» **Try it**: Below are the records; copy each line in which "from" can be found.

» **Exercise materials**:
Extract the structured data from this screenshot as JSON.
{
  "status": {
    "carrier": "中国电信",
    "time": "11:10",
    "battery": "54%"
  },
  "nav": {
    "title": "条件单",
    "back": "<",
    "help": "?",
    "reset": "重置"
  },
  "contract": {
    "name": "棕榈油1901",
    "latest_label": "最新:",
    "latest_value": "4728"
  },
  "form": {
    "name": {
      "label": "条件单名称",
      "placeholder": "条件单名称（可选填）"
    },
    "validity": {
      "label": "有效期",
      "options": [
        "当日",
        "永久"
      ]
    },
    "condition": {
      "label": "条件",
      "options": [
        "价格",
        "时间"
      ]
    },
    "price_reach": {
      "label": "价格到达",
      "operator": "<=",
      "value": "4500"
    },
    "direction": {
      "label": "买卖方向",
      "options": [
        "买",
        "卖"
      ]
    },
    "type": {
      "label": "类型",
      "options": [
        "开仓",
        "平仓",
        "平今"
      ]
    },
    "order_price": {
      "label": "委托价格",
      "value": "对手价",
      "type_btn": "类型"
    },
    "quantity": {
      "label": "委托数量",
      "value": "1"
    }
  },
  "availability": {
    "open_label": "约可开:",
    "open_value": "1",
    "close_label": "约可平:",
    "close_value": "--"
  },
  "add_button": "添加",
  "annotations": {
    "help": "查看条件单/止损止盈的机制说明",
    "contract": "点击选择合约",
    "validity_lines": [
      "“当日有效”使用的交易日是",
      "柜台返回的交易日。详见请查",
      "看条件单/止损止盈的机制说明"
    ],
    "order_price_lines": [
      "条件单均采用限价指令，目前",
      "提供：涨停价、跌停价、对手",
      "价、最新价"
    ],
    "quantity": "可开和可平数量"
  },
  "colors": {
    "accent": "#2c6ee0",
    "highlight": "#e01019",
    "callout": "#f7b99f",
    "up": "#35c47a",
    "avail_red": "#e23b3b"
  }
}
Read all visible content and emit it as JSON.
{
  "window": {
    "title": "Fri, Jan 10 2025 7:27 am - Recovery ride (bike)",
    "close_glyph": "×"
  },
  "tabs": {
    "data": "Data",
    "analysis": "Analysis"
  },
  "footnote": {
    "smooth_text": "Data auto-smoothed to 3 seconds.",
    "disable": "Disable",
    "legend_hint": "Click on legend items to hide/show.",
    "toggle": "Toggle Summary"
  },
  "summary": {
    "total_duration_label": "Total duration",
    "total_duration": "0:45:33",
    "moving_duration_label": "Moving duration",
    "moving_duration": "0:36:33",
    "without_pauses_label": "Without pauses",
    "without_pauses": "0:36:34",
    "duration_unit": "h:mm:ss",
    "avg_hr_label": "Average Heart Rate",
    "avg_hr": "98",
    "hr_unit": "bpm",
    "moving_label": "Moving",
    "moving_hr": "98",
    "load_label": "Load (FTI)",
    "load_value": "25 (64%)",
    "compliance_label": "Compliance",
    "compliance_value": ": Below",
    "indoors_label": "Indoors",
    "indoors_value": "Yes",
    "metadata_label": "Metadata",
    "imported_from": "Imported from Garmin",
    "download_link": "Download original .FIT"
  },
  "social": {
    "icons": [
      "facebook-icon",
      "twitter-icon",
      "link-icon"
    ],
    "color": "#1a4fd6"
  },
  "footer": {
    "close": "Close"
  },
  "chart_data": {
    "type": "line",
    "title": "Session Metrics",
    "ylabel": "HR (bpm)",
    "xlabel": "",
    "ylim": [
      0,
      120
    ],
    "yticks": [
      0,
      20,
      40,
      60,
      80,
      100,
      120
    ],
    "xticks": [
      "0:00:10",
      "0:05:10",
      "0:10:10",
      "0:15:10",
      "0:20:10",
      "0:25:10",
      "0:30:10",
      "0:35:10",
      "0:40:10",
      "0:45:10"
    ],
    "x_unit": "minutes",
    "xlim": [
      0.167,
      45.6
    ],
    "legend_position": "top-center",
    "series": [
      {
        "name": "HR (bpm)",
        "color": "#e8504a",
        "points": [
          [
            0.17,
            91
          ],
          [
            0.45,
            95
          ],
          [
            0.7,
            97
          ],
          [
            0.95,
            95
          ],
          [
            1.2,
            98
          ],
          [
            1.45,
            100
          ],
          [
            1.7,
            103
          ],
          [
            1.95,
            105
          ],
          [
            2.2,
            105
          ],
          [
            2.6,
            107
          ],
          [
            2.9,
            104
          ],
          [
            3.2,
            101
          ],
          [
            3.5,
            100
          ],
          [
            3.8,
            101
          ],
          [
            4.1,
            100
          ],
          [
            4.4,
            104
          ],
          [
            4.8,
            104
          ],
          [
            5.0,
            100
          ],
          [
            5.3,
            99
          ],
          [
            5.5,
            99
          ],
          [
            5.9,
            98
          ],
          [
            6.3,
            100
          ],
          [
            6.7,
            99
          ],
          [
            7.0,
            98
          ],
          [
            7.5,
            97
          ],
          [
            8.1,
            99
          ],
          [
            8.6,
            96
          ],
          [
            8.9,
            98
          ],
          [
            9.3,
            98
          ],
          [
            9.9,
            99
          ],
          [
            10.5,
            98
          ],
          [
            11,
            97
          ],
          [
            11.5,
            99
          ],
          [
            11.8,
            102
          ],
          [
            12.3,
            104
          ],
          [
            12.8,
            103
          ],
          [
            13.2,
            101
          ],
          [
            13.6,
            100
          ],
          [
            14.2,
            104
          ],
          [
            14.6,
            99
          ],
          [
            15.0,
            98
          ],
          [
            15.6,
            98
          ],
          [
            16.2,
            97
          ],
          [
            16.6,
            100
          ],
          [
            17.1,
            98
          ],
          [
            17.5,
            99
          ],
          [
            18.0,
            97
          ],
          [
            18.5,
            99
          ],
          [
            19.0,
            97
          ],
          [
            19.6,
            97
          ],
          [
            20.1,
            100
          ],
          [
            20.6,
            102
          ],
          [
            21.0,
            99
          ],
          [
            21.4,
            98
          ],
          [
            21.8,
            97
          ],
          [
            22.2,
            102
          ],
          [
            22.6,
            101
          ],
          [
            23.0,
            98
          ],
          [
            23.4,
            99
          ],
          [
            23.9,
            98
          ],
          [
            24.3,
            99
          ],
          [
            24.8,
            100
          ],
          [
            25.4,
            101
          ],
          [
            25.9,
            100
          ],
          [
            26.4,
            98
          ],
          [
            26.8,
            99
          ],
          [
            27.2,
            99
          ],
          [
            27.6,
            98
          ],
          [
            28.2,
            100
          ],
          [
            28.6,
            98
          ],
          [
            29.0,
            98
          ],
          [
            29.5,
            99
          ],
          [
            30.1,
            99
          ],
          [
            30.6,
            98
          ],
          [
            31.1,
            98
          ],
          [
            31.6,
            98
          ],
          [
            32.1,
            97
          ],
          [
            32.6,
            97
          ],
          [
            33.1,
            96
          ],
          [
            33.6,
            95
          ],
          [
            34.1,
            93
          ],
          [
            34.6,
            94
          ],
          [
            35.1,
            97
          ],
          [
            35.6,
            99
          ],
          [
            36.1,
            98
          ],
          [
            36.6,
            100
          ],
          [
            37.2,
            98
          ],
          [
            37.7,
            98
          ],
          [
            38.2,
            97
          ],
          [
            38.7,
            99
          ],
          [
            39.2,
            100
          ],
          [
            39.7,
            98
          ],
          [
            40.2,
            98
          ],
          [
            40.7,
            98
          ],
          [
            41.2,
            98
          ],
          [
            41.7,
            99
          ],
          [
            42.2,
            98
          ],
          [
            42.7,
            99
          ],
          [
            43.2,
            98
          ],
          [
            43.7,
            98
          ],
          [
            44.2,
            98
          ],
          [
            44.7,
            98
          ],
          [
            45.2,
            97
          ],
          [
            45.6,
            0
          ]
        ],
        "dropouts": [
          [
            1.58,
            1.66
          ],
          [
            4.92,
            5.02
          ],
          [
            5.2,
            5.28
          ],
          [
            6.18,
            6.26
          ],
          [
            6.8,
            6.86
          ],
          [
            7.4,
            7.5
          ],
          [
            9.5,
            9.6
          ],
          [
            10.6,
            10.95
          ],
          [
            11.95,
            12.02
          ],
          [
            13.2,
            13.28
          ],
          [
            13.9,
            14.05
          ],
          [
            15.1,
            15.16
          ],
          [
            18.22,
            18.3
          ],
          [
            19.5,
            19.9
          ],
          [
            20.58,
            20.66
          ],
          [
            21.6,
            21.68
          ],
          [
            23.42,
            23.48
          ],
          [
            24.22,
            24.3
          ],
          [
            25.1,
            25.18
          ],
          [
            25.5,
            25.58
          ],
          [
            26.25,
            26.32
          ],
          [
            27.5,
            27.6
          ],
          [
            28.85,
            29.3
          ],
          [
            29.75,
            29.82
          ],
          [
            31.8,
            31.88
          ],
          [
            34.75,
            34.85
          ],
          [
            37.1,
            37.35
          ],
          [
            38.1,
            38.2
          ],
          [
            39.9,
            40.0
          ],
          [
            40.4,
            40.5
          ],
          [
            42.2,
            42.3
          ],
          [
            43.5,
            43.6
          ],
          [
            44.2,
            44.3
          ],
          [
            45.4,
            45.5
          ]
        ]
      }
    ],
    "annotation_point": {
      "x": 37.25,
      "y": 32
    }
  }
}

» **Answer to this problem**:
Extract the structured data from this screenshot as JSON.
    "imported_from": "Imported from Garmin",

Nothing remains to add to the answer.